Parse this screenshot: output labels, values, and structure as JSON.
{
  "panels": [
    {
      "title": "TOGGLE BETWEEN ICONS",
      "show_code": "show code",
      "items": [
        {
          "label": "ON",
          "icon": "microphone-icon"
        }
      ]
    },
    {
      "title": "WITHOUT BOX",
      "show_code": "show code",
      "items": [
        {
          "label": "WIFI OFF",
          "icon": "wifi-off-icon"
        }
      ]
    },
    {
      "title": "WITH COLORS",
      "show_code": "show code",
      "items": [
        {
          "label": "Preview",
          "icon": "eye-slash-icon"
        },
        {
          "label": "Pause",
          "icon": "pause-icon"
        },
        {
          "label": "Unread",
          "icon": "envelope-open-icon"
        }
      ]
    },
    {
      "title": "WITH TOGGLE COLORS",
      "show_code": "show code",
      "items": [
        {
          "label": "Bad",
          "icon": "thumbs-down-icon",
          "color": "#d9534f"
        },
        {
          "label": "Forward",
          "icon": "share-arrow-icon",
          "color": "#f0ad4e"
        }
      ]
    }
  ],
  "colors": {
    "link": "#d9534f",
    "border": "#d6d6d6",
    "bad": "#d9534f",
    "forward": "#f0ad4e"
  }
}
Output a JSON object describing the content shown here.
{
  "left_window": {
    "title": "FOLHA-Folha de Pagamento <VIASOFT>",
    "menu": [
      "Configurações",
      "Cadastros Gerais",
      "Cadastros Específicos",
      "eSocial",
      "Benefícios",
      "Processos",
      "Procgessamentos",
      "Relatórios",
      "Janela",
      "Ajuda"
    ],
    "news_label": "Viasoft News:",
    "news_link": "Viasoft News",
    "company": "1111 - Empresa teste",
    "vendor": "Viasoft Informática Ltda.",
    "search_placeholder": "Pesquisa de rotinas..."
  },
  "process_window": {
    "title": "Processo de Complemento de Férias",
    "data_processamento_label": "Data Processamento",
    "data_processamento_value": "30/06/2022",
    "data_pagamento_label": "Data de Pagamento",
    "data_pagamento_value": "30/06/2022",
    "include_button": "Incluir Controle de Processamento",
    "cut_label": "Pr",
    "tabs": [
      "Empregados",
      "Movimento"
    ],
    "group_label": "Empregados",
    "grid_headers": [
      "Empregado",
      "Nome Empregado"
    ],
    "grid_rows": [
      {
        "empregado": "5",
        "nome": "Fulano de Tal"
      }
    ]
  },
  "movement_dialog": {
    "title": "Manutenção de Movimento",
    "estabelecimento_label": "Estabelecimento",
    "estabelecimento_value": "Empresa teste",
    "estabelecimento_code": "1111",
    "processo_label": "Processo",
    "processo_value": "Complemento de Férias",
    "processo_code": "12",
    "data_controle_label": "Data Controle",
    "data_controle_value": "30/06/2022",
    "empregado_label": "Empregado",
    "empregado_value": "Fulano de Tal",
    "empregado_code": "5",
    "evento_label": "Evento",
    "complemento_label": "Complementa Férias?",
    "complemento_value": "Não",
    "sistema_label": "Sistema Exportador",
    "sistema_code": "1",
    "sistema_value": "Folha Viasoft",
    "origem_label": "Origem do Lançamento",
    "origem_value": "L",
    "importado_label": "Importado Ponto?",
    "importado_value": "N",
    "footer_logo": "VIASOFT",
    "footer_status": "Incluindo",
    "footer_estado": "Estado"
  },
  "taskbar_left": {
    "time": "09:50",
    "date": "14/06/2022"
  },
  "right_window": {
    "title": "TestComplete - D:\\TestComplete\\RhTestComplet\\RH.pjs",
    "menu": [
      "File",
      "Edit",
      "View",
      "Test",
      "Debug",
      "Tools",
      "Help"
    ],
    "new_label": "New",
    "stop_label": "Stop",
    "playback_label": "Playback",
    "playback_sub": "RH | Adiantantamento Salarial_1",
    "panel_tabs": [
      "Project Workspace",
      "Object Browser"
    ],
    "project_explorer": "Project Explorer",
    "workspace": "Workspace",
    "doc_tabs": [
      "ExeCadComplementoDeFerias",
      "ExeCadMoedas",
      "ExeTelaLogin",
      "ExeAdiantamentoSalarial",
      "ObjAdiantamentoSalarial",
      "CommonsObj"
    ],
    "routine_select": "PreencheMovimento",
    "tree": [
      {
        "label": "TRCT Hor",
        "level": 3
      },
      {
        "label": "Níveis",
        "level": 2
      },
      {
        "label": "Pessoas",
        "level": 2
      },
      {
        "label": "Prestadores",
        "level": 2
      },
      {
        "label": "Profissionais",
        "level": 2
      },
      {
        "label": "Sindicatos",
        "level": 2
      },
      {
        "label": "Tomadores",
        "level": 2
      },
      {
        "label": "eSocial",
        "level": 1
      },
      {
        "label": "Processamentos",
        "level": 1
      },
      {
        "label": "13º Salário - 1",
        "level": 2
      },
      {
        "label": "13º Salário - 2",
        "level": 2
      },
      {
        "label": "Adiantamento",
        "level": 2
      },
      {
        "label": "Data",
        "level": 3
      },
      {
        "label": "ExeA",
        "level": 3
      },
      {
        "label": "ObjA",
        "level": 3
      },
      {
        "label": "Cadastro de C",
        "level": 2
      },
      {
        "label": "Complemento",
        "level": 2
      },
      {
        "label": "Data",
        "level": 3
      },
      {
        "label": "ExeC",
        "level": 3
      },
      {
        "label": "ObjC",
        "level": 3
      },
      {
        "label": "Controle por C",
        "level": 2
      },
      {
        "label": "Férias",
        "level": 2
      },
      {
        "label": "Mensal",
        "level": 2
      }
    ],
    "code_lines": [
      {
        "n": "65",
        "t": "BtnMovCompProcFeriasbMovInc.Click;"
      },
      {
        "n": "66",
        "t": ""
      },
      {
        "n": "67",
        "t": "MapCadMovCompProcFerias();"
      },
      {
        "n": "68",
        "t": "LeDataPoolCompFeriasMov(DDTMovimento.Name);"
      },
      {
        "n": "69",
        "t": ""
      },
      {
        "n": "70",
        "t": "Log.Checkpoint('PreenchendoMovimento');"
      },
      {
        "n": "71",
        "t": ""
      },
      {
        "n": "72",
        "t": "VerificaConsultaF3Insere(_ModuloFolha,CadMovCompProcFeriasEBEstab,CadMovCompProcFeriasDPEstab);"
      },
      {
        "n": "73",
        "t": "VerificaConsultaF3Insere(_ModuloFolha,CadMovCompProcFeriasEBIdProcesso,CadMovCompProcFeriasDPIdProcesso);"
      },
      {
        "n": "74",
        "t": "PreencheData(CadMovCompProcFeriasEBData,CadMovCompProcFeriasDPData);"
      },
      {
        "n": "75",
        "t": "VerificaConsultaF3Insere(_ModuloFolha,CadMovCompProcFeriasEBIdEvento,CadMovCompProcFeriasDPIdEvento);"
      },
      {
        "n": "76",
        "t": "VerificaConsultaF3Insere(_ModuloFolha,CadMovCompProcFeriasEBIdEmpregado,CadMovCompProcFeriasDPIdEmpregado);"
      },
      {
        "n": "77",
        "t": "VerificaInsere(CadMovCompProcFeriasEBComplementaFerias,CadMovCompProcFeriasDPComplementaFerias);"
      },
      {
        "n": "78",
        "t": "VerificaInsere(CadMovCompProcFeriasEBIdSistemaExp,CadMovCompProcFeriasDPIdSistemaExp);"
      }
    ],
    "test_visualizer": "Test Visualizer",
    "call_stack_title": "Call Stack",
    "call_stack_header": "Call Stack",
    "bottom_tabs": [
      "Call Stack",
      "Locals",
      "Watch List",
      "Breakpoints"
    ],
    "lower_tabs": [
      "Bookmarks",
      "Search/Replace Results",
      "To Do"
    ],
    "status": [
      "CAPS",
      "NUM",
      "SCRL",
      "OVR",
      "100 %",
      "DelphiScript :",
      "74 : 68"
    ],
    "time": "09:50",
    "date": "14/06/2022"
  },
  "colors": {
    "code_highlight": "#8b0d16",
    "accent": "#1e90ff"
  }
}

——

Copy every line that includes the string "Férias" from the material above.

- ANSWER BELOW
    "title": "Processo de Complemento de Férias",
    "processo_value": "Complemento de Férias",
    "complemento_label": "Complementa Férias?",
        "label": "Férias",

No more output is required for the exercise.